TRY IT: Look at every line of the material below and tally those containing "name". Reply with the total alone.

EXERCISE DATA:
□ □ □ □

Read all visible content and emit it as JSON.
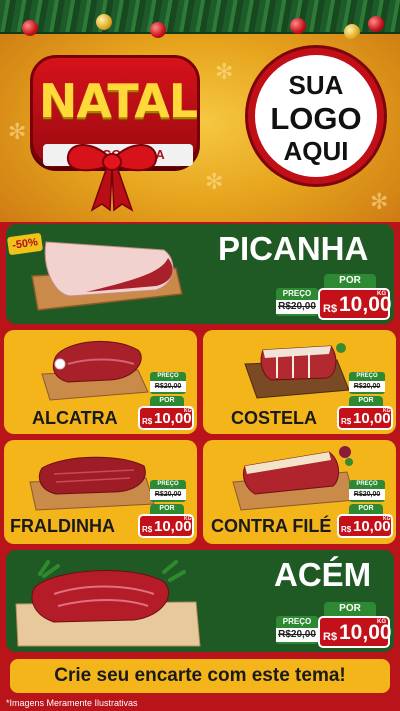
{
  "header": {
    "title_main": "NATAL",
    "title_sub": "DA ECONOMIA",
    "logo_line1": "SUA",
    "logo_line2": "LOGO",
    "logo_line3": "AQUI"
  },
  "featured": {
    "badge": "-50%",
    "name": "PICANHA",
    "por_label": "POR",
    "preco_label": "PREÇO",
    "old_price": "R$20,00",
    "currency": "R$",
    "price": "10,00",
    "unit": "KG"
  },
  "products": [
    {
      "name": "ALCATRA",
      "preco_label": "PREÇO",
      "old_price": "R$20,00",
      "por_label": "POR",
      "currency": "R$",
      "price": "10,00",
      "unit": "KG"
    },
    {
      "name": "COSTELA",
      "preco_label": "PREÇO",
      "old_price": "R$20,00",
      "por_label": "POR",
      "currency": "R$",
      "price": "10,00",
      "unit": "KG"
    },
    {
      "name": "FRALDINHA",
      "preco_label": "PREÇO",
      "old_price": "R$20,00",
      "por_label": "POR",
      "currency": "R$",
      "price": "10,00",
      "unit": "KG"
    },
    {
      "name": "CONTRA FILÉ",
      "preco_label": "PREÇO",
      "old_price": "R$20,00",
      "por_label": "POR",
      "currency": "R$",
      "price": "10,00",
      "unit": "KG"
    }
  ],
  "bottom_featured": {
    "name": "ACÉM",
    "por_label": "POR",
    "preco_label": "PREÇO",
    "old_price": "R$20,00",
    "currency": "R$",
    "price": "10,00",
    "unit": "KG"
  },
  "footer": {
    "cta": "Crie seu encarte com este tema!",
    "disclaimer": "*Imagens Meramente Ilustrativas"
  },
  "colors": {
    "red": "#c41018",
    "green_card": "#1f5a24",
    "yellow_card": "#f4b51a",
    "tag_green": "#2e8a32"
  }
}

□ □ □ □

COMPLETED TASK: 6